> ACTIVITY:
Return all entries below exactly. Skip nothing.

Saved data entries

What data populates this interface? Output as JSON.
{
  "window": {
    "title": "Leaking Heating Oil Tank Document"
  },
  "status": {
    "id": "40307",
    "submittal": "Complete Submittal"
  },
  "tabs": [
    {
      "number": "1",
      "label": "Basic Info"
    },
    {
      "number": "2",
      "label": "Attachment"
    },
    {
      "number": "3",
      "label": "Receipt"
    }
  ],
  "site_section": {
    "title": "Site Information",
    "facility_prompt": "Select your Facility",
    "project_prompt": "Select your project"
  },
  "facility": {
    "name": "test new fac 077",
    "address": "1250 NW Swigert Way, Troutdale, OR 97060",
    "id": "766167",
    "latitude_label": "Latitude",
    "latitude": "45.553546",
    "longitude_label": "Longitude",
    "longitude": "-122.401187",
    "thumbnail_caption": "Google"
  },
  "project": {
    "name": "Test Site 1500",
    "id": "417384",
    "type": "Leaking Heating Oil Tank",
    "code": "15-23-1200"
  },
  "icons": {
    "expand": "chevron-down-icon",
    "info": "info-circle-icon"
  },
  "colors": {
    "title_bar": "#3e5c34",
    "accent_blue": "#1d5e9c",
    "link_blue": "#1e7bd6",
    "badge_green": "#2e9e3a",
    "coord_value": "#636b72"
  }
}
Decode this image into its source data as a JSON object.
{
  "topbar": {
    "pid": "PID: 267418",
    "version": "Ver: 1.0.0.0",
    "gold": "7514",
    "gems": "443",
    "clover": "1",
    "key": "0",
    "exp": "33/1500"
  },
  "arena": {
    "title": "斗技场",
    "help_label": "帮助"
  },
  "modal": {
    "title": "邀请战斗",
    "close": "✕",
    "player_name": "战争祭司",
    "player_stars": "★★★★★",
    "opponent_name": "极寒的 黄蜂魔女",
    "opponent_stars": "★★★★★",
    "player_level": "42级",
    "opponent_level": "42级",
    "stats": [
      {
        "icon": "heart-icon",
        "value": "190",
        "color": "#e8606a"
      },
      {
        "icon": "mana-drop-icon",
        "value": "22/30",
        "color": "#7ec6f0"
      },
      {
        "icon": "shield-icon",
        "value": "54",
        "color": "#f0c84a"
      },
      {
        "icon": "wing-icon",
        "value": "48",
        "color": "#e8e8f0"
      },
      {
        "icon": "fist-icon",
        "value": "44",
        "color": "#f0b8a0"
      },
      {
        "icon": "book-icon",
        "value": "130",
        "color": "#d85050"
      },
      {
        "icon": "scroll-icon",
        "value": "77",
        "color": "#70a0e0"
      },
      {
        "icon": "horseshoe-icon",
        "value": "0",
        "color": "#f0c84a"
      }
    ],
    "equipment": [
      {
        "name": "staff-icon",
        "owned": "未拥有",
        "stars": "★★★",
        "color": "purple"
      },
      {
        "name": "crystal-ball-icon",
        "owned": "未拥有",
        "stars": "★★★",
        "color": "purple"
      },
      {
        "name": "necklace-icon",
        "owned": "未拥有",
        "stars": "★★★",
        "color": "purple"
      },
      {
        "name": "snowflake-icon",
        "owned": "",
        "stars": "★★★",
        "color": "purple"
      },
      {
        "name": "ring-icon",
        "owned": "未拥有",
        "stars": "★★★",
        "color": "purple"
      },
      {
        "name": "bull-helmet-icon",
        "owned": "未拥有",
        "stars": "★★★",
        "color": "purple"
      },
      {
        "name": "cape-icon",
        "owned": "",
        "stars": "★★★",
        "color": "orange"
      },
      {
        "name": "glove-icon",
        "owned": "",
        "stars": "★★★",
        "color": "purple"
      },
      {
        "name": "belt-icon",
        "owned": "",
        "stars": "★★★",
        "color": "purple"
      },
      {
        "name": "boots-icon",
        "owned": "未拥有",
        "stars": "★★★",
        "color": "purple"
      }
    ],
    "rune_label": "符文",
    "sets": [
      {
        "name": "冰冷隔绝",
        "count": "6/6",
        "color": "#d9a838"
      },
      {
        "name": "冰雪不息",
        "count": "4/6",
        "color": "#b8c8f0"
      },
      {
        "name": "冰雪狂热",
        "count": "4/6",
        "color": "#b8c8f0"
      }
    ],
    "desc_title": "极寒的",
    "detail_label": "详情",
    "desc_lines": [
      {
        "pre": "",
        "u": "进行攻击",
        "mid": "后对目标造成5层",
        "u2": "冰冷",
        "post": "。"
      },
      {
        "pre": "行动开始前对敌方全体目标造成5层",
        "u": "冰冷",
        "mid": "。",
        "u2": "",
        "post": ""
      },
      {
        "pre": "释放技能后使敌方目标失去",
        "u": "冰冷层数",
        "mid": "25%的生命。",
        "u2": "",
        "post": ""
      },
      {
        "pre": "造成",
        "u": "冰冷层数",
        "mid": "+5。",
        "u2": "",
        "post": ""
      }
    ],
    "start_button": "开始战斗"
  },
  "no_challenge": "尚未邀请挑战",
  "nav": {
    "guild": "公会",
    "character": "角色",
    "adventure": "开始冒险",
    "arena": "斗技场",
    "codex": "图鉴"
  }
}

> ANSWER TO THIS PROBLEM:
What data populates this interface? Output as JSON.
{
  "window": {
    "title": "Leaking Heating Oil Tank Document"
  },
  "status": {
    "id": "40307",
    "submittal": "Complete Submittal"
  },
  "tabs": [
    {
      "number": "1",
      "label": "Basic Info"
    },
    {
      "number": "2",
      "label": "Attachment"
    },
    {
      "number": "3",
      "label": "Receipt"
    }
  ],
  "site_section": {
    "title": "Site Information",
    "facility_prompt": "Select your Facility",
    "project_prompt": "Select your project"
  },
  "facility": {
    "name": "test new fac 077",
    "address": "1250 NW Swigert Way, Troutdale, OR 97060",
    "id": "766167",
    "latitude_label": "Latitude",
    "latitude": "45.553546",
    "longitude_label": "Longitude",
    "longitude": "-122.401187",
    "thumbnail_caption": "Google"
  },
  "project": {
    "name": "Test Site 1500",
    "id": "417384",
    "type": "Leaking Heating Oil Tank",
    "code": "15-23-1200"
  },
  "icons": {
    "expand": "chevron-down-icon",
    "info": "info-circle-icon"
  },
  "colors": {
    "title_bar": "#3e5c34",
    "accent_blue": "#1d5e9c",
    "link_blue": "#1e7bd6",
    "badge_green": "#2e9e3a",
    "coord_value": "#636b72"
  }
}
Decode this image into its source data as a JSON object.
{
  "topbar": {
    "pid": "PID: 267418",
    "version": "Ver: 1.0.0.0",
    "gold": "7514",
    "gems": "443",
    "clover": "1",
    "key": "0",
    "exp": "33/1500"
  },
  "arena": {
    "title": "斗技场",
    "help_label": "帮助"
  },
  "modal": {
    "title": "邀请战斗",
    "close": "✕",
    "player_name": "战争祭司",
    "player_stars": "★★★★★",
    "opponent_name": "极寒的 黄蜂魔女",
    "opponent_stars": "★★★★★",
    "player_level": "42级",
    "opponent_level": "42级",
    "stats": [
      {
        "icon": "heart-icon",
        "value": "190",
        "color": "#e8606a"
      },
      {
        "icon": "mana-drop-icon",
        "value": "22/30",
        "color": "#7ec6f0"
      },
      {
        "icon": "shield-icon",
        "value": "54",
        "color": "#f0c84a"
      },
      {
        "icon": "wing-icon",
        "value": "48",
        "color": "#e8e8f0"
      },
      {
        "icon": "fist-icon",
        "value": "44",
        "color": "#f0b8a0"
      },
      {
        "icon": "book-icon",
        "value": "130",
        "color": "#d85050"
      },
      {
        "icon": "scroll-icon",
        "value": "77",
        "color": "#70a0e0"
      },
      {
        "icon": "horseshoe-icon",
        "value": "0",
        "color": "#f0c84a"
      }
    ],
    "equipment": [
      {
        "name": "staff-icon",
        "owned": "未拥有",
        "stars": "★★★",
        "color": "purple"
      },
      {
        "name": "crystal-ball-icon",
        "owned": "未拥有",
        "stars": "★★★",
        "color": "purple"
      },
      {
        "name": "necklace-icon",
        "owned": "未拥有",
        "stars": "★★★",
        "color": "purple"
      },
      {
        "name": "snowflake-icon",
        "owned": "",
        "stars": "★★★",
        "color": "purple"
      },
      {
        "name": "ring-icon",
        "owned": "未拥有",
        "stars": "★★★",
        "color": "purple"
      },
      {
        "name": "bull-helmet-icon",
        "owned": "未拥有",
        "stars": "★★★",
        "color": "purple"
      },
      {
        "name": "cape-icon",
        "owned": "",
        "stars": "★★★",
        "color": "orange"
      },
      {
        "name": "glove-icon",
        "owned": "",
        "stars": "★★★",
        "color": "purple"
      },
      {
        "name": "belt-icon",
        "owned": "",
        "stars": "★★★",
        "color": "purple"
      },
      {
        "name": "boots-icon",
        "owned": "未拥有",
        "stars": "★★★",
        "color": "purple"
      }
    ],
    "rune_label": "符文",
    "sets": [
      {
        "name": "冰冷隔绝",
        "count": "6/6",
        "color": "#d9a838"
      },
      {
        "name": "冰雪不息",
        "count": "4/6",
        "color": "#b8c8f0"
      },
      {
        "name": "冰雪狂热",
        "count": "4/6",
        "color": "#b8c8f0"
      }
    ],
    "desc_title": "极寒的",
    "detail_label": "详情",
    "desc_lines": [
      {
        "pre": "",
        "u": "进行攻击",
        "mid": "后对目标造成5层",
        "u2": "冰冷",
        "post": "。"
      },
      {
        "pre": "行动开始前对敌方全体目标造成5层",
        "u": "冰冷",
        "mid": "。",
        "u2": "",
        "post": ""
      },
      {
        "pre": "释放技能后使敌方目标失去",
        "u": "冰冷层数",
        "mid": "25%的生命。",
        "u2": "",
        "post": ""
      },
      {
        "pre": "造成",
        "u": "冰冷层数",
        "mid": "+5。",
        "u2": "",
        "post": ""
      }
    ],
    "start_button": "开始战斗"
  },
  "no_challenge": "尚未邀请挑战",
  "nav": {
    "guild": "公会",
    "character": "角色",
    "adventure": "开始冒险",
    "arena": "斗技场",
    "codex": "图鉴"
  }
}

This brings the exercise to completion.